Segment Open

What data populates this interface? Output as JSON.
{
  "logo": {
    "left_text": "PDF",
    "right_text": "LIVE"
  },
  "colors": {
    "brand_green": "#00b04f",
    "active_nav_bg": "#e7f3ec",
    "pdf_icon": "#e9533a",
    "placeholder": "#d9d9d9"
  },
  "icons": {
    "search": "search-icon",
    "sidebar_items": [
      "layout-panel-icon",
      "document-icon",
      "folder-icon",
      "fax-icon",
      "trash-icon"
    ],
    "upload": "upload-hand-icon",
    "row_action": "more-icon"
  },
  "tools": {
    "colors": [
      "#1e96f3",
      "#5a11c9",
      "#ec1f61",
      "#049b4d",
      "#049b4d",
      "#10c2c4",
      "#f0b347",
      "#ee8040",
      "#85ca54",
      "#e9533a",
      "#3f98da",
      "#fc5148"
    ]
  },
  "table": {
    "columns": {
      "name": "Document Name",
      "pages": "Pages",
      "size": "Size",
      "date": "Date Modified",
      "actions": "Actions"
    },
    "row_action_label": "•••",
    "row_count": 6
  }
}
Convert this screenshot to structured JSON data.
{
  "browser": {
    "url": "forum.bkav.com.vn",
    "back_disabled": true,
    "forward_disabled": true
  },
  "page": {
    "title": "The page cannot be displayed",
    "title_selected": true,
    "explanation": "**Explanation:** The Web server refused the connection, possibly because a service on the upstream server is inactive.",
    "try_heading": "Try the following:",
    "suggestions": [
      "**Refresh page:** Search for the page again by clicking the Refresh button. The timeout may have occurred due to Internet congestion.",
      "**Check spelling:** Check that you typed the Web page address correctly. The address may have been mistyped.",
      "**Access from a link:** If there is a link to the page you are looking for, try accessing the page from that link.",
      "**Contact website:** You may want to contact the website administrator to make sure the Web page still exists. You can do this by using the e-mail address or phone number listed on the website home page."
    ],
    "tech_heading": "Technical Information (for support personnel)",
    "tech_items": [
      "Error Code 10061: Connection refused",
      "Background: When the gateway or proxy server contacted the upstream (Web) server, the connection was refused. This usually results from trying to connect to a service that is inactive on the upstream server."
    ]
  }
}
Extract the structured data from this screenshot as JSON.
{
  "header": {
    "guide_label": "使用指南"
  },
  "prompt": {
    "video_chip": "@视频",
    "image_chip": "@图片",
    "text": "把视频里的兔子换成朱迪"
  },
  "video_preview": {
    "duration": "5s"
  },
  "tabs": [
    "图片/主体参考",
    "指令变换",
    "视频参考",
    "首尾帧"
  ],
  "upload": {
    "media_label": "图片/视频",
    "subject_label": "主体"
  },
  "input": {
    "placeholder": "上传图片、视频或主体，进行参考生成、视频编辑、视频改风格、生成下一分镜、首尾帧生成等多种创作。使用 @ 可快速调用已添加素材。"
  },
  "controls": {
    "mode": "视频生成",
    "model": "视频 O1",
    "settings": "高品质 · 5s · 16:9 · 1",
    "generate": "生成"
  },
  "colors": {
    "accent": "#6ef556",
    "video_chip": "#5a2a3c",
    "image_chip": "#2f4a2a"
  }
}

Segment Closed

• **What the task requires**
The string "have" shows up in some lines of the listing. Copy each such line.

• **Solved exercise**
      "**Refresh page:** Search for the page again by clicking the Refresh button. The timeout may have occurred due to Internet congestion.",
      "**Check spelling:** Check that you typed the Web page address correctly. The address may have been mistyped.",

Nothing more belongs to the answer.